Dataset rows describing interfaces:
========

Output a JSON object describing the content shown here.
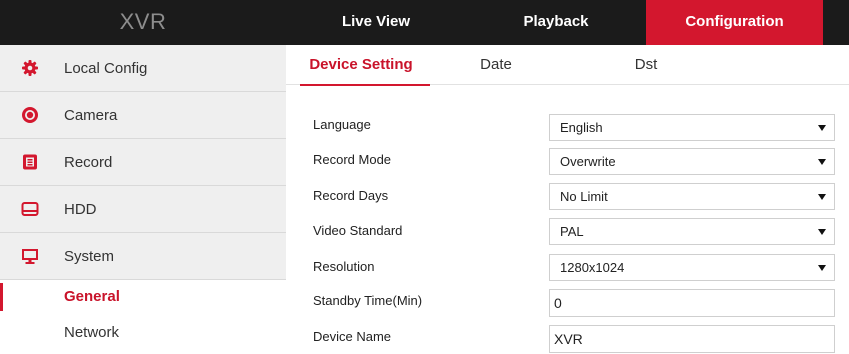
{
  "app": {
    "logo": "XVR"
  },
  "topnav": {
    "live_view": "Live View",
    "playback": "Playback",
    "configuration": "Configuration"
  },
  "colors": {
    "accent": "#d3172e",
    "topbar_bg": "#1b1b1b",
    "sidebar_bg": "#efefef"
  },
  "sidebar": {
    "items": [
      {
        "label": "Local Config",
        "icon": "gear-icon"
      },
      {
        "label": "Camera",
        "icon": "camera-icon"
      },
      {
        "label": "Record",
        "icon": "record-icon"
      },
      {
        "label": "HDD",
        "icon": "hdd-icon"
      },
      {
        "label": "System",
        "icon": "monitor-icon"
      }
    ],
    "subitems": [
      {
        "label": "General",
        "active": true
      },
      {
        "label": "Network",
        "active": false
      }
    ]
  },
  "tabs": [
    {
      "label": "Device Setting",
      "active": true
    },
    {
      "label": "Date",
      "active": false
    },
    {
      "label": "Dst",
      "active": false
    }
  ],
  "form": {
    "fields": [
      {
        "label": "Language",
        "value": "English",
        "type": "select"
      },
      {
        "label": "Record Mode",
        "value": "Overwrite",
        "type": "select"
      },
      {
        "label": "Record Days",
        "value": "No Limit",
        "type": "select"
      },
      {
        "label": "Video Standard",
        "value": "PAL",
        "type": "select"
      },
      {
        "label": "Resolution",
        "value": "1280x1024",
        "type": "select"
      },
      {
        "label": "Standby Time(Min)",
        "value": "0",
        "type": "text"
      },
      {
        "label": "Device Name",
        "value": "XVR",
        "type": "text"
      }
    ]
  }
}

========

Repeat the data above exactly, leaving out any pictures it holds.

Output a JSON object describing the content shown here.
{
  "app": {
    "logo": "XVR"
  },
  "topnav": {
    "live_view": "Live View",
    "playback": "Playback",
    "configuration": "Configuration"
  },
  "colors": {
    "accent": "#d3172e",
    "topbar_bg": "#1b1b1b",
    "sidebar_bg": "#efefef"
  },
  "sidebar": {
    "items": [
      {
        "label": "Local Config",
        "icon": "gear-icon"
      },
      {
        "label": "Camera",
        "icon": "camera-icon"
      },
      {
        "label": "Record",
        "icon": "record-icon"
      },
      {
        "label": "HDD",
        "icon": "hdd-icon"
      },
      {
        "label": "System",
        "icon": "monitor-icon"
      }
    ],
    "subitems": [
      {
        "label": "General",
        "active": true
      },
      {
        "label": "Network",
        "active": false
      }
    ]
  },
  "tabs": [
    {
      "label": "Device Setting",
      "active": true
    },
    {
      "label": "Date",
      "active": false
    },
    {
      "label": "Dst",
      "active": false
    }
  ],
  "form": {
    "fields": [
      {
        "label": "Language",
        "value": "English",
        "type": "select"
      },
      {
        "label": "Record Mode",
        "value": "Overwrite",
        "type": "select"
      },
      {
        "label": "Record Days",
        "value": "No Limit",
        "type": "select"
      },
      {
        "label": "Video Standard",
        "value": "PAL",
        "type": "select"
      },
      {
        "label": "Resolution",
        "value": "1280x1024",
        "type": "select"
      },
      {
        "label": "Standby Time(Min)",
        "value": "0",
        "type": "text"
      },
      {
        "label": "Device Name",
        "value": "XVR",
        "type": "text"
      }
    ]
  }
}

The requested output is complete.